schlk21 Member Posts: 1
This is a rough schematic of what I'm working with: http://i.imgur.com/Z9uwmRE.jpg
I have coin valves at most of baseboards, but only water comes out when trying to bleed.

I recently replaced a few panels in an upstairs bedroom and have filled the system to the best of my ability. When I turn the heat on upstairs, I can hear the water in the pipes flushing around, and sometimes the pipes to bang when the circulating pump turns on/off. Downstairs seems to be OK.

What is the best way to bleed my system as it is right now? What should I change in the future to make it easier to bleed in the future?


  • Paul48
    Paul48 Member Posts: 4,469
    If those letter designations are valves, you close "D", put a hose on the drain, and manually open the zone you want to bleed. That should create flow in one direction and get the air out. While things are open and flowing, you might want to open the bypass on the auto-fill/ regulator. Just keep in mind, that may apply city water pressure, so make sure things are open.
    delta T
  • delta T
    delta T Member Posts: 884
    Paul48 is dead on, you have a good purge set up, do as he says and flush as much air out as possible.

    Even the best purge will not remove ALL the air, you will get most of it, but the smallest bubbles will not be removed this way, and you will still be able to hear them (though they are pretty quiet) After a purge it can take up to a week or so for all the air to escape through the air eliminator depending on what kind you have and how it is installed.
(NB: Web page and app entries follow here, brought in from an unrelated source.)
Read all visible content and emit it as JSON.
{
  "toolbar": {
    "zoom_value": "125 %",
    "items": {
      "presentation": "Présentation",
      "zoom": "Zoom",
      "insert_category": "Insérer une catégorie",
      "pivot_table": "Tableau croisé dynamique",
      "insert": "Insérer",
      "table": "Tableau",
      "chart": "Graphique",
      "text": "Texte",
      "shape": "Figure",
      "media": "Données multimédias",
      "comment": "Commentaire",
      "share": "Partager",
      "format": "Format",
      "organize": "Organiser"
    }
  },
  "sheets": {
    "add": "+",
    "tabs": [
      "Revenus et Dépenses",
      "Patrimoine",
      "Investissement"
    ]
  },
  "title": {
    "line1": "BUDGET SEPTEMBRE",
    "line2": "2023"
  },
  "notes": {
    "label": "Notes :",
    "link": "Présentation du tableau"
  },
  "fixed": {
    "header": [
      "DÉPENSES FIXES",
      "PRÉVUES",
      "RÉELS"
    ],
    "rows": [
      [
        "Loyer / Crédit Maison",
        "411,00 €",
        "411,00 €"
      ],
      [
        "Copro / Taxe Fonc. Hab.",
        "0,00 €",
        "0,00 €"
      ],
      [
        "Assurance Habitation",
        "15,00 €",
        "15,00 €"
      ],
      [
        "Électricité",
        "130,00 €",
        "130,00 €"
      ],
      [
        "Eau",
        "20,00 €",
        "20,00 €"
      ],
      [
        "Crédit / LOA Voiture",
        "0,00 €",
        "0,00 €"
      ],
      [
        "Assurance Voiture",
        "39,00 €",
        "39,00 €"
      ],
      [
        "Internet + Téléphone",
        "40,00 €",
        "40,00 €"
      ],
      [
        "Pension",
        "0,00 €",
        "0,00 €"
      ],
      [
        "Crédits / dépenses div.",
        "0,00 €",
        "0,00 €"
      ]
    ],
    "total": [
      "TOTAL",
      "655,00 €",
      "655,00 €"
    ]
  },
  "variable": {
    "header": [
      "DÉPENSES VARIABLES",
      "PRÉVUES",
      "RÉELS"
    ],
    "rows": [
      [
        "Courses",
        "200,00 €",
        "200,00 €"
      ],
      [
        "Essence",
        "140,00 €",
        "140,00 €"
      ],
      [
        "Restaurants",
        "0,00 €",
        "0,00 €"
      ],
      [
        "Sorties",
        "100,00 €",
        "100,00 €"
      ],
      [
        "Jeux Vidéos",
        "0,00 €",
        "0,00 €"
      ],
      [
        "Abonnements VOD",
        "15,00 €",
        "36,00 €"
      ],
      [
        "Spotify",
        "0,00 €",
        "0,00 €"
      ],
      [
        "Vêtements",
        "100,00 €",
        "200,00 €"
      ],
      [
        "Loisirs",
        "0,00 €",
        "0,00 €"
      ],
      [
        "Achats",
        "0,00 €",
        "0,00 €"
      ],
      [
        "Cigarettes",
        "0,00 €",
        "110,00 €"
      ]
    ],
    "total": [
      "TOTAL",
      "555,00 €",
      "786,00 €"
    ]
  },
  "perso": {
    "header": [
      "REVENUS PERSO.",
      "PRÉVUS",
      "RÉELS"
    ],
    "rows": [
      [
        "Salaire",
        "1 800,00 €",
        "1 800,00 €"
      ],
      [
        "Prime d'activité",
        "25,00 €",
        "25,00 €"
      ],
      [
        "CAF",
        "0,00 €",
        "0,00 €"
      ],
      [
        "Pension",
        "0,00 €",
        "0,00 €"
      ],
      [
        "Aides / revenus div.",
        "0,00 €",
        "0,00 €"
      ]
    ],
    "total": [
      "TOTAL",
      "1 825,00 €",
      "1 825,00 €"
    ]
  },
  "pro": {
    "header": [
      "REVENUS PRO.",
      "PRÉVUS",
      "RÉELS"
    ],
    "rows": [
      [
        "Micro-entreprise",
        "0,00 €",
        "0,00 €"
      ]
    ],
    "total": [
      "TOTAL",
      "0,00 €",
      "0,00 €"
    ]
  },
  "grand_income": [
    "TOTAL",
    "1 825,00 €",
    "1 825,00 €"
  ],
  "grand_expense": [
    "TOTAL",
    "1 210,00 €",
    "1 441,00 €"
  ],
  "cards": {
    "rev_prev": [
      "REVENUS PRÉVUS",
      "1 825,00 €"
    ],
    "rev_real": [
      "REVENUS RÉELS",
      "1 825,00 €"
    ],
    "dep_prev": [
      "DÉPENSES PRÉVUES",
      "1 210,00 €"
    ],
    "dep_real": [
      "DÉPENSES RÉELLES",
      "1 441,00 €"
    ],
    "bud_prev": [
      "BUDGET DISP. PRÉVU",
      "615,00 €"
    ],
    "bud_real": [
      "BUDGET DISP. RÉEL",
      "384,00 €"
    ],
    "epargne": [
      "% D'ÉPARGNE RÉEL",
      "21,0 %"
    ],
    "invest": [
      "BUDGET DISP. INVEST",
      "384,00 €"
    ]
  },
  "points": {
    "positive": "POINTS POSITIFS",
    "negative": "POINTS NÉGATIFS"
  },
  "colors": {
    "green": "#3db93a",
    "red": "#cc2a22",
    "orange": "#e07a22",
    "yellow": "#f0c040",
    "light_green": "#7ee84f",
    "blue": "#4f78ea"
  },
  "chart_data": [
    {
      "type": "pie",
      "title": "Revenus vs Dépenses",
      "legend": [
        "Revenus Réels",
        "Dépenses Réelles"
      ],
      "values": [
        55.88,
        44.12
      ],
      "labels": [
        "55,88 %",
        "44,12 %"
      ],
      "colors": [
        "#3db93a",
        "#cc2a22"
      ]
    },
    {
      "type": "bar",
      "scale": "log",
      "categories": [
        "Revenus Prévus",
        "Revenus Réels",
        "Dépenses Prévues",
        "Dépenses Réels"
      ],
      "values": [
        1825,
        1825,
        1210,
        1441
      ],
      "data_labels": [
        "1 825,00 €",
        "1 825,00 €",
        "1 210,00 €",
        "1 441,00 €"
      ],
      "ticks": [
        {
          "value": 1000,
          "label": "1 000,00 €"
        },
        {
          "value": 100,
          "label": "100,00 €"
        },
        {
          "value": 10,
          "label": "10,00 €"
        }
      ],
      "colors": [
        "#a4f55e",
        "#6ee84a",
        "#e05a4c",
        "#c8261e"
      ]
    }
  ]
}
    IF after the purge, you are still having air issues, post some pics on here of your near boiler piping and we should be able to tell you why you are not getting all the air out.